Bread begins with precise measurements in grams of four simple ingredients: water, flour, yeast and salt. The magic of fermentation begins when water and warmth activate the enzymes in the flour and launch the yeast bacteria into motion- the dough comes to life. From there it's not so much a matter of chemistry as cultivation, of understanding the dough's needs. "Not everyone has a feel for it," says Angela. "You have to watch it and make adjustments depending on heat and humidity." If it's too hot, she moves the rising dough to the cooler, or adds a block of ice. If it's too cold, she finds it a warm spot by the ovens.

A member of the fungi family, yeast is one of the oldest organisms tamed by man. Domesticated yeast has been raising doughs and fermenting brews around the world for several millennia. But the single-celled organism needs the right conditions to ferment happily and produce the carbon dioxide, alcohol and organic acids that make brews and breads so tasty.

Yeast, like the rest of us, needs to be fed. Its favorite food is sugar, which it gets from converting the starches in the flour. If all the starch is used up and the yeast has nothing to eat, it dies and the bread won't rise. TLC is required. Chad Robertson of the famed Tartine bakery in San Francisco, when growing his sour dough culture (lactobacillus sanfranciscensis), has been known to take his fermenting bowl to the movies with him so it won't miss a feeding.

Bread making at Cosmo is a two-day process. The ciabatta gets its jump-start in life from a biga, an Italian-style starter culture that takes 24 hours to proof, or rise, to reach the proper level of fermentation.

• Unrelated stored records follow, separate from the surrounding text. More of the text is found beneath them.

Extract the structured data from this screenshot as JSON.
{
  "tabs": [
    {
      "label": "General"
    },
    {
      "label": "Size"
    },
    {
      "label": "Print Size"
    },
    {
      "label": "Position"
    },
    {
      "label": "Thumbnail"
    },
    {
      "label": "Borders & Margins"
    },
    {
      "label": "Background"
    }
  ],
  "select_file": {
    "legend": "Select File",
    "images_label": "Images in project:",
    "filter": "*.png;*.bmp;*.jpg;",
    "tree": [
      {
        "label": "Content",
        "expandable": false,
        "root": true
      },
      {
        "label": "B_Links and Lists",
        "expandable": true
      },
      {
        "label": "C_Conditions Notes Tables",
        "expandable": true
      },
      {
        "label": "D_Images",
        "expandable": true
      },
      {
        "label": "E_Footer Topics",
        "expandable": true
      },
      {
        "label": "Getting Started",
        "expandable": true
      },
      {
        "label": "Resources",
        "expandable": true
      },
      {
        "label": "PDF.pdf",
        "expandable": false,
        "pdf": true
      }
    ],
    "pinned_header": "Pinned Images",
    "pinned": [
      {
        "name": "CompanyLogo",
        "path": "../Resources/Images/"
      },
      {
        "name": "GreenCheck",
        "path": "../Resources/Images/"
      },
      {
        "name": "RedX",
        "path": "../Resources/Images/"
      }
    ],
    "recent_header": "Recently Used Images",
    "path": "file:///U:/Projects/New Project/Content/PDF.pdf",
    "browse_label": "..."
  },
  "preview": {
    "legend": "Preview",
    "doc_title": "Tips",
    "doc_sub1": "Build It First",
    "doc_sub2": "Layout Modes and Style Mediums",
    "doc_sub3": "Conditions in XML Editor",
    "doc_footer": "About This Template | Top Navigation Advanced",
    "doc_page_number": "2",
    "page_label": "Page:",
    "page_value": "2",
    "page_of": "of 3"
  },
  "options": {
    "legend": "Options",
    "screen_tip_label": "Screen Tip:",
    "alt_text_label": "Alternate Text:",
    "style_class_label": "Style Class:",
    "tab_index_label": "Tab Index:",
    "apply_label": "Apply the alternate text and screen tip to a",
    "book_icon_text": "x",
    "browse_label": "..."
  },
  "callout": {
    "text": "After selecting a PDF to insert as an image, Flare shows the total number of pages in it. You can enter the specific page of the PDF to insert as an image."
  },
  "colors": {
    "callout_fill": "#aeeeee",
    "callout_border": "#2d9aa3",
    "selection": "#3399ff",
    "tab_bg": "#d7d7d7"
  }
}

Angela then combines her starter with a mix of four different flours, fresh yeast, water and salt. Steel paddles turn the dough in an electric mixture for a good 20 minutes. This encourages strands of gluten to form from proteins in the flour. They've reached their proper level when the sticky dough pulls away from the bowl.

The synergy of fermented dough releases volatile compounds that burn off during baking but contribute to the taste and texture of the bread. The desirable holey-ness develops when carbon dioxide bubbles are trapped by the expansive gluten, which causes the bread to rise.

Angela minds the rising dough with a watchful eye, turning it here and folding it there to strengthen the gluten. "You want just the right amount of gluten," says Angela, as it determines the chewiness of the interior, or crumb. In between ministering to the dough, Angela makes blueberry pies, sorbets, and orders restaurant supplies.

After about four hours Angela checks the bread again -- it is risen! She cuts it into loaf shapes and sets them on parchment-paper lined trays to rest before baking. The dough is still so wet it jiggles like jello. Additional moisture comes through the oven's misting system. Fast evaporation under high heat creates a crisp exterior.

Baking bread fills the kitchen with comfort aromas of the most Proustian kind. When it's out of the oven, Chad cuts me a slice -- the dense chestnut crust gives way to a soft and elastic interior. There's a smooth sheen on the ivory crumb and a lovely balance of sweet to yeasty with a trace of tang in the finish. This culmination of the transformative process -- from a sodden mass of gray to a light and airy loaf- is true alchemy.

As bread anchored civilization, turning nomadic hunters into settled farmers, I feel the force of Cosmo bread tugging me to Telluride. Why stay at sea level if you can get the best of culinary culture at 8,750 feet?